The Langlands Program has been progressing for a long time, with many of the big names in mathematics involved. Dr. Matthias Strauch, an Associate Professor in the Indiana University Mathematics Department, and I discussed some of the history of the field.
The story begins with linear equations, although the modern scope of research has flown far beyond. These are equations containing no squares or higher powers, no roots, no dividing by anything weird. (Dividing by numbers is fine, but not dividing by a variable.) These equations might be familiar, depending on how long it’s been since you took algebra.
Believe it or not, we can solve almost all of these. Only one thing can go wrong, and that is if, after grouping like terms, the coefficient on the x term is 0. Then solutions might not even exist. But when the coefficient is not zero, we get a solution. In fact, it has a formula.
Say we have a quadratic equation like , where a is nonzero. Now we have a more complicated formula:
But what if gets involved? Is there a formula then?
Although you might not have ever seen it, the answer is yes. If we want to solve , we use:
As you can see, this is complicated!
Is there a formula for equations with ? And to take a step back–what exactly do we mean by formula?
In order to ask if a formula exists, we have to think about what a formula really is–what you’re allowed to do. According to Dr. Strauch, we are allowed the standard algebraic operations of adding, subtracting, multiplying, and dividing, and we can take nth roots. This means we can take square roots, as in the quadratic equation, or cubic roots like in the cubic equation.
But the short answer is yes, we can find a formula for the quartic equations–those involving an term. It is much longer than the last formula.
It took mathematicians a very long time to find all these formulas, and they wondered whether more formulas existed at all. Maybe somehow there was no possible way to find an explicit formula for higher order equations which captured all the solutions by combining the coefficients in algebraic ways. Not just hard to find, but impossible.
And after some brilliant work, they found an answer. It is impossible to find a general formula for any degree higher than 4. The quartic formula is the last one.
But how did this come about? It involved many mathematicians, particularly Niels Heinrik Abel of Norway, Paulo Ruffini of Italy, and Evariste Galois, from France. As Dr. Strauch commented, “There are these points where, somehow, now we enter a new direction.”
Galois’s big idea was to look at rearrangements of the roots. Specifically, certain “admissible” rearrangements: “the idea is that any algebraic relation among the roots should hold after we permute them,” Strauch said: If two roots have a sum of 5, then after rearranging, the new roots in these roles must also have a sum of 5, and so on.

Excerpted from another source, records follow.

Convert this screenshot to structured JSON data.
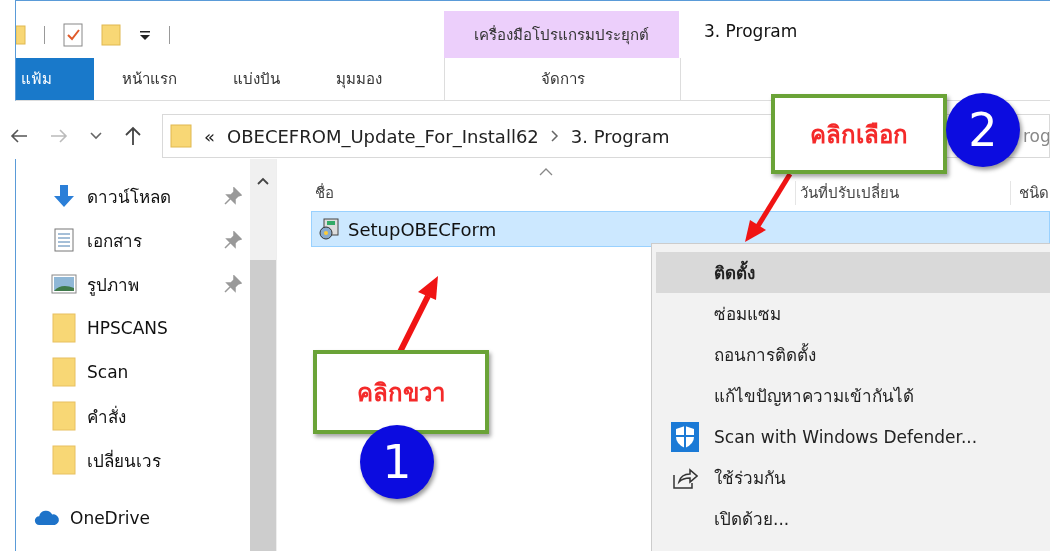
{
  "ribbon": {
    "contextual_group": "เครื่องมือโปรแกรมประยุกต์",
    "title": "3. Program",
    "tabs": [
      {
        "label": "แฟ้ม",
        "kind": "normal",
        "selected": true
      },
      {
        "label": "หน้าแรก",
        "kind": "normal",
        "selected": false
      },
      {
        "label": "แบ่งปัน",
        "kind": "normal",
        "selected": false
      },
      {
        "label": "มุมมอง",
        "kind": "normal",
        "selected": false
      },
      {
        "label": "จัดการ",
        "kind": "contextual",
        "selected": false
      }
    ]
  },
  "address_bar": {
    "overflow": "«",
    "segments": [
      "OBECEFROM_Update_For_Install62",
      "3. Program"
    ]
  },
  "search": {
    "placeholder": "rog"
  },
  "sidebar": {
    "items": [
      {
        "label": "ดาวน์โหลด",
        "kind": "download",
        "pinned": true
      },
      {
        "label": "เอกสาร",
        "kind": "document",
        "pinned": true
      },
      {
        "label": "รูปภาพ",
        "kind": "picture",
        "pinned": true
      },
      {
        "label": "HPSCANS",
        "kind": "folder",
        "pinned": false
      },
      {
        "label": "Scan",
        "kind": "folder",
        "pinned": false
      },
      {
        "label": "คำสั่ง",
        "kind": "folder",
        "pinned": false
      },
      {
        "label": "เปลี่ยนเวร",
        "kind": "folder",
        "pinned": false
      },
      {
        "label": "OneDrive",
        "kind": "cloud",
        "pinned": false
      }
    ]
  },
  "file_list": {
    "columns": [
      "ชื่อ",
      "วันที่ปรับเปลี่ยน",
      "ชนิด"
    ],
    "files": [
      {
        "name": "SetupOBECForm",
        "selected": true
      }
    ]
  },
  "context_menu": {
    "items": [
      {
        "label": "ติดตั้ง",
        "kind": "default",
        "selected": true
      },
      {
        "label": "ซ่อมแซม",
        "kind": "plain",
        "selected": false
      },
      {
        "label": "ถอนการติดตั้ง",
        "kind": "plain",
        "selected": false
      },
      {
        "label": "แก้ไขปัญหาความเข้ากันได้",
        "kind": "plain",
        "selected": false
      },
      {
        "label": "Scan with Windows Defender...",
        "kind": "defender",
        "selected": false
      },
      {
        "label": "ใช้ร่วมกัน",
        "kind": "share",
        "selected": false
      },
      {
        "label": "เปิดด้วย...",
        "kind": "plain",
        "selected": false
      }
    ]
  },
  "annotations": [
    {
      "label": "คลิกขวา",
      "number": "1"
    },
    {
      "label": "คลิกเลือก",
      "number": "2"
    }
  ]
}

How exactly this proves the impossibility of the quintic formula is complicated, and we’ll have to let that part of the story go unfinished.
The narrative continues to change, “At some point you see that the problem you started with — it should not be the center, it is actually something … a little bit aside,” Strauch said. Mathematicians developed techniques and thought about ideas while solving this problem, and these ideas became interesting in and of themselves. So we have to take a different perspective about the theory.
“It’s not really about the solutions” to polynomials, he said. The field has advanced beyond this, and “from an advanced point of view the [results about solutions] are just corollaries or results, natural outflows” from the general theory.
This is not unheard of within mathematics. As a field develops and we try to prove some difficult theorem, we create techniques and craft ideas which we want to study in their own right, which may dwarf or subsume the old ones.
Cars look small from planes, and I bet planes look small from a space shuttle.
Until next time!
Edited by Emily Byers and Clara Boothby